Output the records. Match them exactly.

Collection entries
↓

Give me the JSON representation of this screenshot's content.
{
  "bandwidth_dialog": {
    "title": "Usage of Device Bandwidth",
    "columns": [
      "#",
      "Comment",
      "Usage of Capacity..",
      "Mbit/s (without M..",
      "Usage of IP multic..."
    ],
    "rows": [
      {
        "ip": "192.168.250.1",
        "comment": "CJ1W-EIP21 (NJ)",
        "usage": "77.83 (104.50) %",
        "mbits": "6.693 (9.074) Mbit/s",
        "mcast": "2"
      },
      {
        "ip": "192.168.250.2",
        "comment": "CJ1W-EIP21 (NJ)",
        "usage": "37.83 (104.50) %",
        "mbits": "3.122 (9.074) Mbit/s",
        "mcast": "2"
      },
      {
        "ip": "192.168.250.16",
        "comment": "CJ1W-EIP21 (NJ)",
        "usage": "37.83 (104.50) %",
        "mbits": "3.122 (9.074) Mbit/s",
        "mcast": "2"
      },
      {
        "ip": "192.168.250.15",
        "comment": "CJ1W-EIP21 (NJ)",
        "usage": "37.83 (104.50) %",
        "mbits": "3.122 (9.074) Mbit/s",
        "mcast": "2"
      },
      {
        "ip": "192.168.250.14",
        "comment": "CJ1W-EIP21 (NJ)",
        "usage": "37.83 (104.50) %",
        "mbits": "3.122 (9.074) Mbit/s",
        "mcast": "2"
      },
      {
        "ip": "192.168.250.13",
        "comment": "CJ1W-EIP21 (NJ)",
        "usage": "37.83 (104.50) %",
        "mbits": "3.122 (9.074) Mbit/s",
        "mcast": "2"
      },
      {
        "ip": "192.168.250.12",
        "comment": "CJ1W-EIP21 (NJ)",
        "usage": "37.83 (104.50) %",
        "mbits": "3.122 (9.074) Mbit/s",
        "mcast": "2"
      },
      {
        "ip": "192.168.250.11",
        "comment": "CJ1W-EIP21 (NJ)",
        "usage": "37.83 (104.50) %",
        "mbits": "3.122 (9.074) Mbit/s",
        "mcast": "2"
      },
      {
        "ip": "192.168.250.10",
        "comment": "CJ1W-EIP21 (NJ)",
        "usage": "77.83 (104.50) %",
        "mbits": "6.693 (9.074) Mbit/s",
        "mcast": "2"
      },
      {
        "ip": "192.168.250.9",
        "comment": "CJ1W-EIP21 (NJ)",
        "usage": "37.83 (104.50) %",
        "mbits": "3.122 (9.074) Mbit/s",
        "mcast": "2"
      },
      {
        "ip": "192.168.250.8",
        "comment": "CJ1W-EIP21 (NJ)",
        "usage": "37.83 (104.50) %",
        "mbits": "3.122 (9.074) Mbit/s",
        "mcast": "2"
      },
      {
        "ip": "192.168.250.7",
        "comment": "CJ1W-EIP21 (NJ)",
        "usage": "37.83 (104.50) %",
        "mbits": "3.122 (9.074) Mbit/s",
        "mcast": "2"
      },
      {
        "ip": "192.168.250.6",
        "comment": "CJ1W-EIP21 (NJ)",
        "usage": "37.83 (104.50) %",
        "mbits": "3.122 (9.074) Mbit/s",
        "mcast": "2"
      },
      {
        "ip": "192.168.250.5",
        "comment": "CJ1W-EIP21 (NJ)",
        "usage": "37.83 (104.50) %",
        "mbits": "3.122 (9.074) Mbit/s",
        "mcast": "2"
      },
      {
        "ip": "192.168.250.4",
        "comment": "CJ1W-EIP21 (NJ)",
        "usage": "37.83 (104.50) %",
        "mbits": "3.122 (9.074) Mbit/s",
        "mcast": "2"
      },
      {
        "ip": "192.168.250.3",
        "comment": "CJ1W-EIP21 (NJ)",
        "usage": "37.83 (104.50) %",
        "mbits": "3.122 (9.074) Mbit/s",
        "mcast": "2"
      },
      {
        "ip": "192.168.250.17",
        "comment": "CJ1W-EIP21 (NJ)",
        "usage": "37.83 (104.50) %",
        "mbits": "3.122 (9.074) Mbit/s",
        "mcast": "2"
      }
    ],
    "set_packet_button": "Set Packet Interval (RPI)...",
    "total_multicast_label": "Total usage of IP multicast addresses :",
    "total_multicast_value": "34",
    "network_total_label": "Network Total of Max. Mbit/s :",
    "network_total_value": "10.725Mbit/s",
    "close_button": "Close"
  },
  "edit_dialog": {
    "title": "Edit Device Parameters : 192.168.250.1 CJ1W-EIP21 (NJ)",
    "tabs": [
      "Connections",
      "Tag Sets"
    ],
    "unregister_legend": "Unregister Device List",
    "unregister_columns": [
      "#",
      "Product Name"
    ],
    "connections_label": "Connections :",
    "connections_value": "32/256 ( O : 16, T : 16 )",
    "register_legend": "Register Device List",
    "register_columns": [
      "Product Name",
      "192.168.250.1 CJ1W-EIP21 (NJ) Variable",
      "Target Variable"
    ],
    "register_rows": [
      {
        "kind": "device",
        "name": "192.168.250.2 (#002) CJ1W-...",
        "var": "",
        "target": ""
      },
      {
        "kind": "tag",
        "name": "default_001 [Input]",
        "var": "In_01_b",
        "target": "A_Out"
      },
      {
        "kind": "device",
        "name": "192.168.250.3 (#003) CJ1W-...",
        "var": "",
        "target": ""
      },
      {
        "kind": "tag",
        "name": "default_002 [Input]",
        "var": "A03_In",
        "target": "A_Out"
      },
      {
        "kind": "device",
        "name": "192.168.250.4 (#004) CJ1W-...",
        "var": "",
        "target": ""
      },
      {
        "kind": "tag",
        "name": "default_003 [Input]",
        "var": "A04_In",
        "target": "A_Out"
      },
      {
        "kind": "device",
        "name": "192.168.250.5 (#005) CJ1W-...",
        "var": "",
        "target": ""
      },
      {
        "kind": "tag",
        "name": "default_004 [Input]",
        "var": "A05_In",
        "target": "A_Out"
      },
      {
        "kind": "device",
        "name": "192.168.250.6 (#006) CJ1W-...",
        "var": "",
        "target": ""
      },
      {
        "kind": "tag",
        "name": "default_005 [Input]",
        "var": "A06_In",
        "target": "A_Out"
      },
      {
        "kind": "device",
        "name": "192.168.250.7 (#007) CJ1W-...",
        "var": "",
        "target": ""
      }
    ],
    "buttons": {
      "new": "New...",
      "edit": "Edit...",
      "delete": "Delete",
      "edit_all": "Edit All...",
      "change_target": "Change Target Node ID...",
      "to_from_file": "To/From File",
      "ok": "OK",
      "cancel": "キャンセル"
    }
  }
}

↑

COMPLETED EXERCISE:
Give me the JSON representation of this screenshot's content.
{
  "bandwidth_dialog": {
    "title": "Usage of Device Bandwidth",
    "columns": [
      "#",
      "Comment",
      "Usage of Capacity..",
      "Mbit/s (without M..",
      "Usage of IP multic..."
    ],
    "rows": [
      {
        "ip": "192.168.250.1",
        "comment": "CJ1W-EIP21 (NJ)",
        "usage": "77.83 (104.50) %",
        "mbits": "6.693 (9.074) Mbit/s",
        "mcast": "2"
      },
      {
        "ip": "192.168.250.2",
        "comment": "CJ1W-EIP21 (NJ)",
        "usage": "37.83 (104.50) %",
        "mbits": "3.122 (9.074) Mbit/s",
        "mcast": "2"
      },
      {
        "ip": "192.168.250.16",
        "comment": "CJ1W-EIP21 (NJ)",
        "usage": "37.83 (104.50) %",
        "mbits": "3.122 (9.074) Mbit/s",
        "mcast": "2"
      },
      {
        "ip": "192.168.250.15",
        "comment": "CJ1W-EIP21 (NJ)",
        "usage": "37.83 (104.50) %",
        "mbits": "3.122 (9.074) Mbit/s",
        "mcast": "2"
      },
      {
        "ip": "192.168.250.14",
        "comment": "CJ1W-EIP21 (NJ)",
        "usage": "37.83 (104.50) %",
        "mbits": "3.122 (9.074) Mbit/s",
        "mcast": "2"
      },
      {
        "ip": "192.168.250.13",
        "comment": "CJ1W-EIP21 (NJ)",
        "usage": "37.83 (104.50) %",
        "mbits": "3.122 (9.074) Mbit/s",
        "mcast": "2"
      },
      {
        "ip": "192.168.250.12",
        "comment": "CJ1W-EIP21 (NJ)",
        "usage": "37.83 (104.50) %",
        "mbits": "3.122 (9.074) Mbit/s",
        "mcast": "2"
      },
      {
        "ip": "192.168.250.11",
        "comment": "CJ1W-EIP21 (NJ)",
        "usage": "37.83 (104.50) %",
        "mbits": "3.122 (9.074) Mbit/s",
        "mcast": "2"
      },
      {
        "ip": "192.168.250.10",
        "comment": "CJ1W-EIP21 (NJ)",
        "usage": "77.83 (104.50) %",
        "mbits": "6.693 (9.074) Mbit/s",
        "mcast": "2"
      },
      {
        "ip": "192.168.250.9",
        "comment": "CJ1W-EIP21 (NJ)",
        "usage": "37.83 (104.50) %",
        "mbits": "3.122 (9.074) Mbit/s",
        "mcast": "2"
      },
      {
        "ip": "192.168.250.8",
        "comment": "CJ1W-EIP21 (NJ)",
        "usage": "37.83 (104.50) %",
        "mbits": "3.122 (9.074) Mbit/s",
        "mcast": "2"
      },
      {
        "ip": "192.168.250.7",
        "comment": "CJ1W-EIP21 (NJ)",
        "usage": "37.83 (104.50) %",
        "mbits": "3.122 (9.074) Mbit/s",
        "mcast": "2"
      },
      {
        "ip": "192.168.250.6",
        "comment": "CJ1W-EIP21 (NJ)",
        "usage": "37.83 (104.50) %",
        "mbits": "3.122 (9.074) Mbit/s",
        "mcast": "2"
      },
      {
        "ip": "192.168.250.5",
        "comment": "CJ1W-EIP21 (NJ)",
        "usage": "37.83 (104.50) %",
        "mbits": "3.122 (9.074) Mbit/s",
        "mcast": "2"
      },
      {
        "ip": "192.168.250.4",
        "comment": "CJ1W-EIP21 (NJ)",
        "usage": "37.83 (104.50) %",
        "mbits": "3.122 (9.074) Mbit/s",
        "mcast": "2"
      },
      {
        "ip": "192.168.250.3",
        "comment": "CJ1W-EIP21 (NJ)",
        "usage": "37.83 (104.50) %",
        "mbits": "3.122 (9.074) Mbit/s",
        "mcast": "2"
      },
      {
        "ip": "192.168.250.17",
        "comment": "CJ1W-EIP21 (NJ)",
        "usage": "37.83 (104.50) %",
        "mbits": "3.122 (9.074) Mbit/s",
        "mcast": "2"
      }
    ],
    "set_packet_button": "Set Packet Interval (RPI)...",
    "total_multicast_label": "Total usage of IP multicast addresses :",
    "total_multicast_value": "34",
    "network_total_label": "Network Total of Max. Mbit/s :",
    "network_total_value": "10.725Mbit/s",
    "close_button": "Close"
  },
  "edit_dialog": {
    "title": "Edit Device Parameters : 192.168.250.1 CJ1W-EIP21 (NJ)",
    "tabs": [
      "Connections",
      "Tag Sets"
    ],
    "unregister_legend": "Unregister Device List",
    "unregister_columns": [
      "#",
      "Product Name"
    ],
    "connections_label": "Connections :",
    "connections_value": "32/256 ( O : 16, T : 16 )",
    "register_legend": "Register Device List",
    "register_columns": [
      "Product Name",
      "192.168.250.1 CJ1W-EIP21 (NJ) Variable",
      "Target Variable"
    ],
    "register_rows": [
      {
        "kind": "device",
        "name": "192.168.250.2 (#002) CJ1W-...",
        "var": "",
        "target": ""
      },
      {
        "kind": "tag",
        "name": "default_001 [Input]",
        "var": "In_01_b",
        "target": "A_Out"
      },
      {
        "kind": "device",
        "name": "192.168.250.3 (#003) CJ1W-...",
        "var": "",
        "target": ""
      },
      {
        "kind": "tag",
        "name": "default_002 [Input]",
        "var": "A03_In",
        "target": "A_Out"
      },
      {
        "kind": "device",
        "name": "192.168.250.4 (#004) CJ1W-...",
        "var": "",
        "target": ""
      },
      {
        "kind": "tag",
        "name": "default_003 [Input]",
        "var": "A04_In",
        "target": "A_Out"
      },
      {
        "kind": "device",
        "name": "192.168.250.5 (#005) CJ1W-...",
        "var": "",
        "target": ""
      },
      {
        "kind": "tag",
        "name": "default_004 [Input]",
        "var": "A05_In",
        "target": "A_Out"
      },
      {
        "kind": "device",
        "name": "192.168.250.6 (#006) CJ1W-...",
        "var": "",
        "target": ""
      },
      {
        "kind": "tag",
        "name": "default_005 [Input]",
        "var": "A06_In",
        "target": "A_Out"
      },
      {
        "kind": "device",
        "name": "192.168.250.7 (#007) CJ1W-...",
        "var": "",
        "target": ""
      }
    ],
    "buttons": {
      "new": "New...",
      "edit": "Edit...",
      "delete": "Delete",
      "edit_all": "Edit All...",
      "change_target": "Change Target Node ID...",
      "to_from_file": "To/From File",
      "ok": "OK",
      "cancel": "キャンセル"
    }
  }
}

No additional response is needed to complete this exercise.